int()A number or a string (that can be converted into an integer).An integer.
float()A number or a string (that can be converted into a float).A float.
str()Any object.A string.
list()An iterable.A list.
tuple()An iterable.A tuple.
integer_object = 10
float_object = float(integer_object)

The introduction of the bytes data type in Python 3 reflects the growing importance of data handling and communication in programming. As Python continues to evolve, we can expect its data types to become even more versatile and powerful.

Advanced String Processing

As you continue your Python journey, you’ll come across more advanced topics related to bytes or strings. For example, you may encounter concepts like bytearrays, mutable sequences of bytes, or Unicode normalization, a process that simplifies the comparison and processing of strings.

bytearray_object = bytearray(b'Hello, Python!')
bytearray_object[7] = 80

Third Party Libraries
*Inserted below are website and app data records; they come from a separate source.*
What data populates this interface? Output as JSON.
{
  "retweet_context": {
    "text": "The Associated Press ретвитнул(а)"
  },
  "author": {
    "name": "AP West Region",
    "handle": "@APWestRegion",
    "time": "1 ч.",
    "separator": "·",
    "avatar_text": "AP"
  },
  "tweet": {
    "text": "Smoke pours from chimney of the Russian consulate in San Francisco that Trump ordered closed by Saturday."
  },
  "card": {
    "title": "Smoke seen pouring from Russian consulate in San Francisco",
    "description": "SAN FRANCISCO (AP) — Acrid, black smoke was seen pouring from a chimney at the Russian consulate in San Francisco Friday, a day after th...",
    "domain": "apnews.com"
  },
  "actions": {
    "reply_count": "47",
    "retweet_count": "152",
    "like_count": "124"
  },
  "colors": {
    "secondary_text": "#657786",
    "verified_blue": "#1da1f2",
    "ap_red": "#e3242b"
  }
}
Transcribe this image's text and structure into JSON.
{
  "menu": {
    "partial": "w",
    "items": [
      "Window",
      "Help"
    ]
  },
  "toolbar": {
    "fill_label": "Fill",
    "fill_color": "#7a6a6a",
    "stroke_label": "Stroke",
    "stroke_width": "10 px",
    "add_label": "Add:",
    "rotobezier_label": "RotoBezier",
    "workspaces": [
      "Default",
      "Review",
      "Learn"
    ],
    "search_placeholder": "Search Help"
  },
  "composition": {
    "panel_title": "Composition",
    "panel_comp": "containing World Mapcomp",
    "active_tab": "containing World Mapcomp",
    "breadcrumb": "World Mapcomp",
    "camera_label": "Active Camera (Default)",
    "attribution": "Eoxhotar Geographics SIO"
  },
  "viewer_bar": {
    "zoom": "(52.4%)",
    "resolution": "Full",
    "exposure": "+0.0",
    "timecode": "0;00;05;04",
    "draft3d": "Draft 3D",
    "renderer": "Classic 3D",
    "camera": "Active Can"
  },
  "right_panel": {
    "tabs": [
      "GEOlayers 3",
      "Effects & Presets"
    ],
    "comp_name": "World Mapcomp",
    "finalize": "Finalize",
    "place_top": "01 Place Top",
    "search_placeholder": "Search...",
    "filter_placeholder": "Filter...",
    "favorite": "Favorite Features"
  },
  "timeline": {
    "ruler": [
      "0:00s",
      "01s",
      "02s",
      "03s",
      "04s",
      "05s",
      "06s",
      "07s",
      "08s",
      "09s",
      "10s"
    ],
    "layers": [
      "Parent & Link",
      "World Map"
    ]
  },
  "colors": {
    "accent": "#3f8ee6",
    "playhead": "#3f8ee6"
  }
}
Beyond Python’s built-in capabilities, there are numerous third-party libraries that can assist you in handling bytes and strings.

Libraries such as numpy and pandas offer robust data structures and functions for handling binary and text data, while libraries like chardet can help you detect your data’s encoding scheme.

import pandas as pd

data = pd.Series([b'Hello, Python!', 'Hello, Python!'])

Further Resources for Python

If you’re interested in learning more about appending to a string in Python and comparing strings, here are a few resources that you might find helpful:

These resources will provide you with detailed explanations and examples to understand how to append to a string and compare strings effectively in Python.

Wrap Up: Byte to String Conversions

We’ve demystified the process of converting bytes to a string in Python, starting with the fundamental use of the decode method, exploring diverse encoding schemes, and even troubleshooting common issues that can surface during the conversion process.

We’ve discovered that understanding your data, the encoding scheme, and error handling are all vital for successful conversion. We’ve also learned that the version of Python you’re using can influence the conversion process.

We also expanded our perspective to examine other data types in Python, and how understanding them can boost our Python programming skills. We realized how the choice of data type can influence the efficiency of our code, memory usage, and even the result of our code.

So continue exploring, continue learning, and continue unravelling the intricacies of Python!